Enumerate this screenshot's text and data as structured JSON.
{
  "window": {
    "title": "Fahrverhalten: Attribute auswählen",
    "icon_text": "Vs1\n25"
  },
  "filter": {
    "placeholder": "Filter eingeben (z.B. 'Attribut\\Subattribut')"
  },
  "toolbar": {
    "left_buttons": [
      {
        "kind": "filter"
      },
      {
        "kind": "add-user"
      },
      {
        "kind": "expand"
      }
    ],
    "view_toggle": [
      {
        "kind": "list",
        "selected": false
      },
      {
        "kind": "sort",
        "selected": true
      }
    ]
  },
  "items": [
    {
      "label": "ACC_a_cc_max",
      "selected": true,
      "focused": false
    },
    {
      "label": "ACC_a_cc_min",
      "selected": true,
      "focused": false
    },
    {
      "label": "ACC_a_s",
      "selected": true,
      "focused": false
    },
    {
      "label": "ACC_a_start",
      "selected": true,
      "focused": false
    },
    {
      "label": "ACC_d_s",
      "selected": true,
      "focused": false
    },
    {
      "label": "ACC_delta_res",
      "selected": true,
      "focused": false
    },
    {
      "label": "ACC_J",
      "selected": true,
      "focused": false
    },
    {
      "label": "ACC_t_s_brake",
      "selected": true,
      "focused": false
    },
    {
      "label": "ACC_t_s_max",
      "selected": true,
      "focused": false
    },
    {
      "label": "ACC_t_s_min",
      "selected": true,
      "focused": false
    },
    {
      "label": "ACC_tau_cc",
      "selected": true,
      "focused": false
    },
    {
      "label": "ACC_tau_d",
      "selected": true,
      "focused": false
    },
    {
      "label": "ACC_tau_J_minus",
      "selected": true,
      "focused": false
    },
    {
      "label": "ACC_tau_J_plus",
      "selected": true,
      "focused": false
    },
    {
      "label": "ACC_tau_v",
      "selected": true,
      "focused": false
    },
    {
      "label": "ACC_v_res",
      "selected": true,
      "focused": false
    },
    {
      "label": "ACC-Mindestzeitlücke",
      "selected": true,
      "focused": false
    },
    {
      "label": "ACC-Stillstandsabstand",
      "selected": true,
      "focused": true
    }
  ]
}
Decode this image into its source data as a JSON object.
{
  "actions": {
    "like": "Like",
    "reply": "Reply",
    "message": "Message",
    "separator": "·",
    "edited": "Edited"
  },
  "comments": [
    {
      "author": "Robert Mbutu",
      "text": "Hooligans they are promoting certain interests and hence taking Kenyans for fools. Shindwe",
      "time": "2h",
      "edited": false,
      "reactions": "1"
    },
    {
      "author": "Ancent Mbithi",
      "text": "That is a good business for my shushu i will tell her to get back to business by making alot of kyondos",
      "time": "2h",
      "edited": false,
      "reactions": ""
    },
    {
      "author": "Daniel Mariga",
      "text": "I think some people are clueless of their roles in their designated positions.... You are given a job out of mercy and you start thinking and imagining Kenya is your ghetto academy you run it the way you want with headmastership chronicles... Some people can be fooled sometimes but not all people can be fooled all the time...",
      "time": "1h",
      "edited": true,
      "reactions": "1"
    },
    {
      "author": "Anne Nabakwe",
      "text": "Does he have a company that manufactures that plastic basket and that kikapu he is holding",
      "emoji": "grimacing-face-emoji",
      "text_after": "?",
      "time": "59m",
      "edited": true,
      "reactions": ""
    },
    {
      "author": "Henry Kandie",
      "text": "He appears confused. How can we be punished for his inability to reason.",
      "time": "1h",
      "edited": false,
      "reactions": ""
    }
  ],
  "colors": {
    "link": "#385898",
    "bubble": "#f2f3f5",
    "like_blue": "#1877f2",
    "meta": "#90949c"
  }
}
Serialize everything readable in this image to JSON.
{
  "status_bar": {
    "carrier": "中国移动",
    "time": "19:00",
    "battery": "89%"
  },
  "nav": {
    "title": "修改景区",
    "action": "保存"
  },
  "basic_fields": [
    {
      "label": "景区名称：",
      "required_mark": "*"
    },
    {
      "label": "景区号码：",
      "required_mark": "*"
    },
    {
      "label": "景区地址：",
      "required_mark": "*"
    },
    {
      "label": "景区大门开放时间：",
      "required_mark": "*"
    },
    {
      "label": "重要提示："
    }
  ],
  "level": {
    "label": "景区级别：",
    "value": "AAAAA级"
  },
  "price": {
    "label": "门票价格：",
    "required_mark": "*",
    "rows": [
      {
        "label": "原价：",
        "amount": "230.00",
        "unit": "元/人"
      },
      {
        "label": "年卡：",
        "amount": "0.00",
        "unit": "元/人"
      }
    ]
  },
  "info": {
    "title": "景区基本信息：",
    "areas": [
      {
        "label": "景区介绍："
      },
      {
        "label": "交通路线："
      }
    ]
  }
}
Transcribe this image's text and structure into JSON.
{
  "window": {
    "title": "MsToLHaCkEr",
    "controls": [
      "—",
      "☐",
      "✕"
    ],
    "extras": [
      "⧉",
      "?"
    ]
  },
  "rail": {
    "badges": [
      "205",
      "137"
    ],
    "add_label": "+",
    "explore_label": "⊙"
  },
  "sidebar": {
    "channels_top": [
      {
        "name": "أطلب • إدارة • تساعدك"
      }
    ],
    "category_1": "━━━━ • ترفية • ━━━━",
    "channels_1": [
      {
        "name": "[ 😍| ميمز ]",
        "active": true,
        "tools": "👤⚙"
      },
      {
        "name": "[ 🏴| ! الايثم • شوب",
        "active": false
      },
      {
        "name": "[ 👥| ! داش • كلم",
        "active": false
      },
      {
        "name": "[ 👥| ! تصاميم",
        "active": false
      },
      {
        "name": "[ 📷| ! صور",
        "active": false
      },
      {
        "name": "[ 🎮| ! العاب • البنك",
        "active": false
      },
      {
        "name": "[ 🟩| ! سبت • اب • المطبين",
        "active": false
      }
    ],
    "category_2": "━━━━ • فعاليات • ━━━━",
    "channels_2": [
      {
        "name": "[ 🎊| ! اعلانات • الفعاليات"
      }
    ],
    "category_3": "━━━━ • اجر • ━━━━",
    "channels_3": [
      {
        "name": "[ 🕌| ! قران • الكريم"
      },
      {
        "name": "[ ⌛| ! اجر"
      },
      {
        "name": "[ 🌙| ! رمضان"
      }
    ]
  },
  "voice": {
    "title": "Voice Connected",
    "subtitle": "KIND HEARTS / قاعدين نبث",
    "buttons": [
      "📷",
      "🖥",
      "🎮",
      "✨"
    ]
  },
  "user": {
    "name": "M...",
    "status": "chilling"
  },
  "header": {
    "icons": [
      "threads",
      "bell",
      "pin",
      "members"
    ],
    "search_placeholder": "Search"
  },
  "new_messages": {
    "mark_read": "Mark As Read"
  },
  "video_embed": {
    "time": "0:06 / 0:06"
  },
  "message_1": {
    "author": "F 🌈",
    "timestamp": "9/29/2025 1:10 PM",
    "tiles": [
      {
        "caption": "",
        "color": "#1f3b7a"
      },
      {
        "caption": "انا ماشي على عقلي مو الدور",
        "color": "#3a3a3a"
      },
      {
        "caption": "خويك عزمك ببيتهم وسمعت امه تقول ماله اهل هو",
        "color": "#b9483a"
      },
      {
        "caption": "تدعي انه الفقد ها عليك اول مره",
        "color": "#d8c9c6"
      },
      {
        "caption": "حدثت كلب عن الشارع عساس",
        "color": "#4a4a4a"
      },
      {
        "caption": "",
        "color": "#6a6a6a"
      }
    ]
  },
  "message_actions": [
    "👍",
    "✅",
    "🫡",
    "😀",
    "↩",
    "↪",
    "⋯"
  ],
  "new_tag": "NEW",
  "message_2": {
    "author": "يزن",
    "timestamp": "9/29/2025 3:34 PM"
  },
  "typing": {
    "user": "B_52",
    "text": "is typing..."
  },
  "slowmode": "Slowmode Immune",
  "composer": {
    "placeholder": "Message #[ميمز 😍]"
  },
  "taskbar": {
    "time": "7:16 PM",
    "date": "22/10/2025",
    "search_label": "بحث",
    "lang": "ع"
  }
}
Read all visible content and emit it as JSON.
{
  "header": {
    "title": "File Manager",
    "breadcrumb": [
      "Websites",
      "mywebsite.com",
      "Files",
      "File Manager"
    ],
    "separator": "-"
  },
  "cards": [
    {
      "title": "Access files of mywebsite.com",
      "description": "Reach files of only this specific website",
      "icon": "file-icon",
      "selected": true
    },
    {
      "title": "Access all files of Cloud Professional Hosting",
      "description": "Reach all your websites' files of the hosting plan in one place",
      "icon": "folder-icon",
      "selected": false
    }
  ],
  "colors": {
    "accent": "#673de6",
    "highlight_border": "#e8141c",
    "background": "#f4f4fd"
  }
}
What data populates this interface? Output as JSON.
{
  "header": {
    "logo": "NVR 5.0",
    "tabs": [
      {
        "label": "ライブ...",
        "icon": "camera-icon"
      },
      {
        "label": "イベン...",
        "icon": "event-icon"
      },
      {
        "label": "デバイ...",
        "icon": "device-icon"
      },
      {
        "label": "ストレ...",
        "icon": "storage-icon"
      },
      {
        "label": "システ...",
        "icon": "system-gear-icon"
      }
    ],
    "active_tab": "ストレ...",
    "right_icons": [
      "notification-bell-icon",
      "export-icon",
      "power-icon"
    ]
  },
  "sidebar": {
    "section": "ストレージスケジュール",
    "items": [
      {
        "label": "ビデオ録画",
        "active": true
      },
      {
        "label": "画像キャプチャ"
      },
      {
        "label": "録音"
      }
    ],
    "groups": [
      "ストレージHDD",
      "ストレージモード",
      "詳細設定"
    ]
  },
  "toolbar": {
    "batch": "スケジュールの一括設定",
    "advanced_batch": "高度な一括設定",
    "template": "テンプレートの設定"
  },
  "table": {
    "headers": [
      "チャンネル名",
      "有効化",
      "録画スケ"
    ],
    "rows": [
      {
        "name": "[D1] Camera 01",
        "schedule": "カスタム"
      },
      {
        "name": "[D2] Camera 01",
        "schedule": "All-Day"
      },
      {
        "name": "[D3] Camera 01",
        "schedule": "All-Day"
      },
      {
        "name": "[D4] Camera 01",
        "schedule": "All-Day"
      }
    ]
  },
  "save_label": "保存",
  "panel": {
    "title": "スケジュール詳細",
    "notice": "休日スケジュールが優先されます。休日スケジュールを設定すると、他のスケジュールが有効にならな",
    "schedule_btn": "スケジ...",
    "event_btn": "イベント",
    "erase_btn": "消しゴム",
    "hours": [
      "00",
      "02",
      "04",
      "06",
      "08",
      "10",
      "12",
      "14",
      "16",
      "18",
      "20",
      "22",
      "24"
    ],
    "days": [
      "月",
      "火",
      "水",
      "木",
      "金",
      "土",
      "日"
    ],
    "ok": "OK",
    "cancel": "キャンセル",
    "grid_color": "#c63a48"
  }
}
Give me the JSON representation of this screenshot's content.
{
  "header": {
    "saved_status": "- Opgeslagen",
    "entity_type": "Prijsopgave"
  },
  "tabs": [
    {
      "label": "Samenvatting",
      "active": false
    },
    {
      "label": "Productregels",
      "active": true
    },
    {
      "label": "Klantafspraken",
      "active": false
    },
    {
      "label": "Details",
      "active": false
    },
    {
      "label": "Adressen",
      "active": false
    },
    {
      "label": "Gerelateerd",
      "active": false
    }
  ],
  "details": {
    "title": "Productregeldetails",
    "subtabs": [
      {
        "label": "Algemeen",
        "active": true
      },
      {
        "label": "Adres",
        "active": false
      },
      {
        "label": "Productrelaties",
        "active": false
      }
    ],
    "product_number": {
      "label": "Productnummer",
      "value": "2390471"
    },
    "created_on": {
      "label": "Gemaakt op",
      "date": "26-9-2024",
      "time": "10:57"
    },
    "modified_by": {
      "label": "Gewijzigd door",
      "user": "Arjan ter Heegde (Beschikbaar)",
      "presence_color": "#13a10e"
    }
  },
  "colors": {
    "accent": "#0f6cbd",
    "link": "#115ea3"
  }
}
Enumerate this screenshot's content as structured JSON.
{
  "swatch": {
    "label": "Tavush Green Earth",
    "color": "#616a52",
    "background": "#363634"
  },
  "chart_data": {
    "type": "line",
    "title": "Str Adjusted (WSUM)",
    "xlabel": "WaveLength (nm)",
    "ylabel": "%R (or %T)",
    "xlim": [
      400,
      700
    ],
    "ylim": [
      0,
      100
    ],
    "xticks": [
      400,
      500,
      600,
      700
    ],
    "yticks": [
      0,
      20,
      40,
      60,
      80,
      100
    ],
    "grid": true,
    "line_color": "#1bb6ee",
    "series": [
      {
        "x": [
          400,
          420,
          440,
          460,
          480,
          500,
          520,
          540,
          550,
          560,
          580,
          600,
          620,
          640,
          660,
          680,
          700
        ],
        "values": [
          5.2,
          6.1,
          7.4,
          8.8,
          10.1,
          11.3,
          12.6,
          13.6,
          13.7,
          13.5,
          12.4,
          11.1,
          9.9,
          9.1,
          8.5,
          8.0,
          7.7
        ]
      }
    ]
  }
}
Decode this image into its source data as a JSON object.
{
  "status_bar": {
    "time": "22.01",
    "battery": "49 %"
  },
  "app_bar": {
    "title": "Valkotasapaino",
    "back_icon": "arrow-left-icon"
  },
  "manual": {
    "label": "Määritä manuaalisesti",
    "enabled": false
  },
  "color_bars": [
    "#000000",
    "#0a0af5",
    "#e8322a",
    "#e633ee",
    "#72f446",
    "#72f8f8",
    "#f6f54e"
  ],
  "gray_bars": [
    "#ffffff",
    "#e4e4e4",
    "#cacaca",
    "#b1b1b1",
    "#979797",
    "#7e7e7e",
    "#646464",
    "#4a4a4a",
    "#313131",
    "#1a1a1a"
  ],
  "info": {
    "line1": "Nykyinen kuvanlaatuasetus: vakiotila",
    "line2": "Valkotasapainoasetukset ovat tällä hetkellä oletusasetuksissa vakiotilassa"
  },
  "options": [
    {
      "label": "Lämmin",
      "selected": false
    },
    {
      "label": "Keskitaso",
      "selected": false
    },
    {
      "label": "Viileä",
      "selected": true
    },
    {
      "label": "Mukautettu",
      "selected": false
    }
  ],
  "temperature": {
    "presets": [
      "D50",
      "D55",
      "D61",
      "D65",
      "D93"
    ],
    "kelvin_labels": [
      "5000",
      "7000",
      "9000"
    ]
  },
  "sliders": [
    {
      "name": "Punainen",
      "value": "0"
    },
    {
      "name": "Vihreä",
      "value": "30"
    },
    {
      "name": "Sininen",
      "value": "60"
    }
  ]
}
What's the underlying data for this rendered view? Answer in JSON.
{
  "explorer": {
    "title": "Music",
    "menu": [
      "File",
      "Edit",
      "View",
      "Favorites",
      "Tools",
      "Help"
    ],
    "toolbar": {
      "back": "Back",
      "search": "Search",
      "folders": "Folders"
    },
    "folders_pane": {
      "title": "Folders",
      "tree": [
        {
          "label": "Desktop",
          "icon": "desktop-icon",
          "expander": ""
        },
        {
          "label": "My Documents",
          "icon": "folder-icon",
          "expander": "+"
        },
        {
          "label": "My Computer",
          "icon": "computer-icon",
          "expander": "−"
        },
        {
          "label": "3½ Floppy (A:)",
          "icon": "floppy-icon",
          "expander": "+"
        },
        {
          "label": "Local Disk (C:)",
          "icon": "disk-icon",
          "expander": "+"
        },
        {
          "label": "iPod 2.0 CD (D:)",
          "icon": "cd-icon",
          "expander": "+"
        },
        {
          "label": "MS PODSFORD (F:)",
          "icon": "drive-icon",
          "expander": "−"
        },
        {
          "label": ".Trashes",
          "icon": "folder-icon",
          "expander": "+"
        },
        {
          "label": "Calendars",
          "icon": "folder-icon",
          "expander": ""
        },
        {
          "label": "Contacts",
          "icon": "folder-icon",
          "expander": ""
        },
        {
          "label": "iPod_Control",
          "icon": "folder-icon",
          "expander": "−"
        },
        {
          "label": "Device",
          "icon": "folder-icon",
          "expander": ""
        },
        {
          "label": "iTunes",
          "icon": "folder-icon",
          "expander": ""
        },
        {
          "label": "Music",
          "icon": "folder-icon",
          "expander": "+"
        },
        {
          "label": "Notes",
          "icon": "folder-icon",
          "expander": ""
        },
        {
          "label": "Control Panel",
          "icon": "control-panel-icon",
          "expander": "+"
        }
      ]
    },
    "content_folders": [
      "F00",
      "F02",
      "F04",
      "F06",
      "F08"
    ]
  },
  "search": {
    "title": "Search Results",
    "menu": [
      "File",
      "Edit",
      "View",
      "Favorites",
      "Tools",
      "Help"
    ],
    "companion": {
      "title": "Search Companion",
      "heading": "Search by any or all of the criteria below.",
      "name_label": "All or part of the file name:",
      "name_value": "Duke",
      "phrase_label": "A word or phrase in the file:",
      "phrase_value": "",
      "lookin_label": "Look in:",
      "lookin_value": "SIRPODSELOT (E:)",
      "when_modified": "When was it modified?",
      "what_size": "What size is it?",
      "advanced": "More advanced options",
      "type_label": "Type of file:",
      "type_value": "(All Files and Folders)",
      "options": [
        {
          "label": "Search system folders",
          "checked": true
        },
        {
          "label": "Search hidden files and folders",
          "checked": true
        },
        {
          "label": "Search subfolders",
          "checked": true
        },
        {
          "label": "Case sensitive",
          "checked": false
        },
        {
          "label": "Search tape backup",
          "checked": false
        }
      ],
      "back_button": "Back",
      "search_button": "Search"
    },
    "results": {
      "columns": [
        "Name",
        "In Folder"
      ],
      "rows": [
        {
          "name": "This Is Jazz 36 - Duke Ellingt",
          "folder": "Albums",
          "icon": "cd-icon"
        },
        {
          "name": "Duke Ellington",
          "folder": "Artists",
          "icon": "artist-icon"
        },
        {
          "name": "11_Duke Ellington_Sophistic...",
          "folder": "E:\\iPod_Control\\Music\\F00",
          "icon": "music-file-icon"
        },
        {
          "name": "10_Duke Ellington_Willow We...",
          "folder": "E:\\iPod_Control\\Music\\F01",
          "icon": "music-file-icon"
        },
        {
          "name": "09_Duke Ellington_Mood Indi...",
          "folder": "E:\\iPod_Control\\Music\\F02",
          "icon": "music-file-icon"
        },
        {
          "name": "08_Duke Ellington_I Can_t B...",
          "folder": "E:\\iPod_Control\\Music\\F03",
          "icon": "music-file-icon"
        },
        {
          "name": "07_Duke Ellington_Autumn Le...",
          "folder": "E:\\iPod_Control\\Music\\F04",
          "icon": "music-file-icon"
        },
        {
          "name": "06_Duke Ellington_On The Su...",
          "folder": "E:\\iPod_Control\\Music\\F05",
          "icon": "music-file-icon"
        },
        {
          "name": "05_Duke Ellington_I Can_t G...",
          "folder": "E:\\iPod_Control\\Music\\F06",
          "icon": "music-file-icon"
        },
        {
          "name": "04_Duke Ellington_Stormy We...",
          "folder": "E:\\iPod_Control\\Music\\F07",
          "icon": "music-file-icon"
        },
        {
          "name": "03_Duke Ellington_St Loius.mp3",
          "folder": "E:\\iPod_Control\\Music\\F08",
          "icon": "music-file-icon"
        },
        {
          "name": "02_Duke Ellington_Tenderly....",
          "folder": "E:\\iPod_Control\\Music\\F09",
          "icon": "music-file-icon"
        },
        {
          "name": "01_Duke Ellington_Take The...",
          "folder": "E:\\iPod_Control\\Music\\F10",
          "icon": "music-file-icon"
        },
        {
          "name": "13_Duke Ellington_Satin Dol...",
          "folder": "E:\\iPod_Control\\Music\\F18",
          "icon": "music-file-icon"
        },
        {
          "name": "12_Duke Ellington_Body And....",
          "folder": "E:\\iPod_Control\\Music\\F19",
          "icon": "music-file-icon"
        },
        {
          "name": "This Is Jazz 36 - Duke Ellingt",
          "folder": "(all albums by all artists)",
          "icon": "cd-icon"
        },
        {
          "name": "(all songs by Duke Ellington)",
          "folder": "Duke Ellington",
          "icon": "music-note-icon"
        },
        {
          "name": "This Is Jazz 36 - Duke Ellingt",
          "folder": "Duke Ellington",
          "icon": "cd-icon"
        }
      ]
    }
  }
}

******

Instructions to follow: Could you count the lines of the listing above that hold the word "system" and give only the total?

Result of the exercise: 2